  11. Thank you for the link to your very interesting website, David. It appears that your vision for Port Covington is rather similar to mine, but your urban design skill expresses it in a much more visual and graphic way than I have. I would say that the degree to which Port Covington can have an industrial rather than a mixed-use future is very much tied to economics rather than urban design, but that our concepts are very compatible with both. This is important because of the continued presence of the Baltimore Sun printing press and Locke Insulator facilities which need to be accommodated.

  12. Great article, informed & distilled insight. In fact, your writing is a microcosm of the Port Covington problem... You've got the vision for Port Covington the politicians lack, detail the city planners never finalized, and the writing flow that the Sun seldom employs anymore. Anyone of the three would be well served with you on the payroll.

    Nicely done.

  13. Wwll the port covington is a really wonderful port let me tell you and that is a great advantage have it near just like i have it .

  14. I see that this was written around 2007. I was just down in Port Covington today taking some photos. It's seven years later and still nothing has changed down there and it's sad. The Wal Mart is still holding on for dear life. The Sam's Club building is still setting empty. And the area still shows so much untapped potential. I was looking at the photos above and realize they are almost identical to the ones I took today seven years later. It's really kind of sad.

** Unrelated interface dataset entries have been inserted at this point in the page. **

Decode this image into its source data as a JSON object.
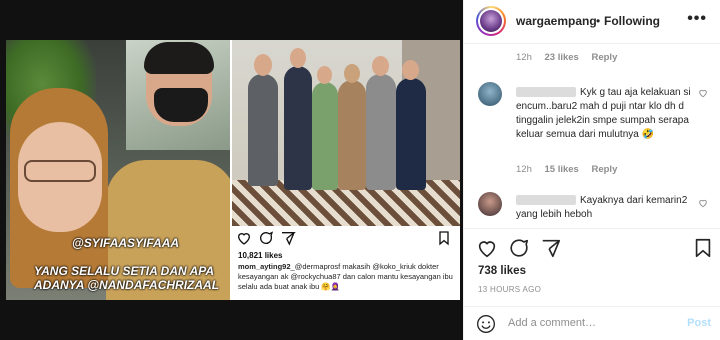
{
  "post_image": {
    "overlay_caption_line1": "@SYIFAASYIFAAA",
    "overlay_caption_line2": "YANG SELALU SETIA DAN APA ADANYA @NANDAFACHRIZAAL",
    "embedded_post": {
      "likes": "10,821 likes",
      "caption_user": "mom_ayting92",
      "caption_text": "_@dermaprosf  makasih @koko_kriuk dokter kesayangan ak @rockychua87 dan calon mantu kesayangan ibu selalu ada buat anak ibu 🤗🧕"
    }
  },
  "header": {
    "username": "wargaempang",
    "dot": "•",
    "follow_label": "Following",
    "more_label": "•••"
  },
  "comments": [
    {
      "time": "12h",
      "likes": "23 likes",
      "reply": "Reply"
    },
    {
      "text": "Kyk g tau aja kelakuan si encum..baru2 mah d puji ntar klo dh d tinggalin jelek2in smpe sumpah serapa keluar semua dari mulutnya 🤣",
      "time": "12h",
      "likes": "15 likes",
      "reply": "Reply"
    },
    {
      "text": "Kayaknya dari kemarin2 yang lebih heboh"
    }
  ],
  "actions": {
    "likes_count": "738 likes",
    "timestamp": "13 HOURS AGO"
  },
  "add_comment": {
    "placeholder": "Add a comment…",
    "post_label": "Post"
  }
}
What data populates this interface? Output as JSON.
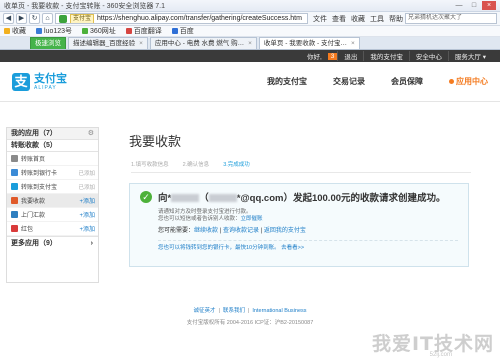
{
  "window": {
    "title": "收单页 - 我要收款 - 支付宝转账 - 360安全浏览器 7.1",
    "buttons": [
      "—",
      "□",
      "×"
    ]
  },
  "address": {
    "trust": "支付宝",
    "url": "https://shenghuo.alipay.com/transfer/gathering/createSuccess.htm",
    "menu": [
      "文件",
      "查看",
      "收藏",
      "工具",
      "帮助"
    ],
    "search_placeholder": "兄弟猜机达次聚大了"
  },
  "bookmarks": [
    {
      "label": "收藏",
      "color": "#f2b01e"
    },
    {
      "label": "luo123号",
      "color": "#3a7bd5"
    },
    {
      "label": "360网址",
      "color": "#4db13a"
    },
    {
      "label": "百度翻译",
      "color": "#d64541"
    },
    {
      "label": "百度",
      "color": "#2f6fd6"
    }
  ],
  "tabs": [
    {
      "label": "极速浏览",
      "style": "green"
    },
    {
      "label": "描述编辑器_百度经验",
      "style": ""
    },
    {
      "label": "应用中心 - 电费 水费 燃气 购…",
      "style": ""
    },
    {
      "label": "收单页 - 我要收款 - 支付宝…",
      "style": "active"
    }
  ],
  "topnav": {
    "greeting": "你好,",
    "count": "3",
    "links": [
      "退出",
      "我的支付宝",
      "安全中心",
      "服务大厅 ▾"
    ]
  },
  "header": {
    "logo_cn": "支付宝",
    "logo_en": "ALIPAY",
    "nav": [
      "我的支付宝",
      "交易记录",
      "会员保障"
    ],
    "nav_hot": "应用中心"
  },
  "sidebar": {
    "my_apps": "我的应用（7）",
    "transfer": "转账收款（5）",
    "items": [
      {
        "label": "转账首页",
        "action": "",
        "color": "#8a8a8a",
        "active": false
      },
      {
        "label": "转账到银行卡",
        "action": "已添加",
        "color": "#3b8bd6",
        "active": false
      },
      {
        "label": "转账到支付宝",
        "action": "已添加",
        "color": "#1a9ddb",
        "active": false
      },
      {
        "label": "我要收款",
        "action": "+添加",
        "color": "#e05a2a",
        "active": true
      },
      {
        "label": "上门汇款",
        "action": "+添加",
        "color": "#2f7fc0",
        "active": false
      },
      {
        "label": "红包",
        "action": "+添加",
        "color": "#d93a3a",
        "active": false
      }
    ],
    "more": "更多应用（9）",
    "more_arrow": "›"
  },
  "main": {
    "title": "我要收款",
    "steps": [
      "1.填写收款信息",
      "2.确认信息",
      "3.完成成功"
    ],
    "result": {
      "title_prefix": "向*",
      "title_mid": "（",
      "title_suffix": "*@qq.com）发起100.00元的收款请求创建成功。",
      "line1": "请通知对方及时登录支付宝进行付款。",
      "line2_pre": "您也可以短信或者告诉别人收款：",
      "line2_link": "立即催账",
      "prompt": "您可能需要：",
      "link_continue": "继续收款",
      "sep1": " | ",
      "link_query": "查询收款记录",
      "sep2": " | ",
      "link_back": "返回我的支付宝",
      "tip_link": "您也可以将钱转到您的银行卡，最快10分钟到账。",
      "tip_go": "去看看>>"
    }
  },
  "footer": {
    "links": [
      "诚征英才",
      "联系我们",
      "International Business"
    ],
    "copyright": "支付宝版权所有 2004-2016 ICP证：沪B2-20150087"
  },
  "watermark": {
    "main": "我爱IT技术网",
    "sub": "52ij.com"
  }
}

  15. It's Truly Difficult to Imagine the Magnitude of Port Covington in it's Prime - Perhaps even more Difficult to View the Site now and Realize what Existed here and it's Impact on both the Western Maryland Bottom Line Financially but it's Benefit to the Baltimore Economy - Not to Mention the Jobs that this Site Produced. And to see what this Site Reveals now and thinking about the Men Who Build Port Covington, Expanded the Site, and Work Round the Clock to keep it Moving. I'd like to talk to those Men and get their Reaction to see the Site now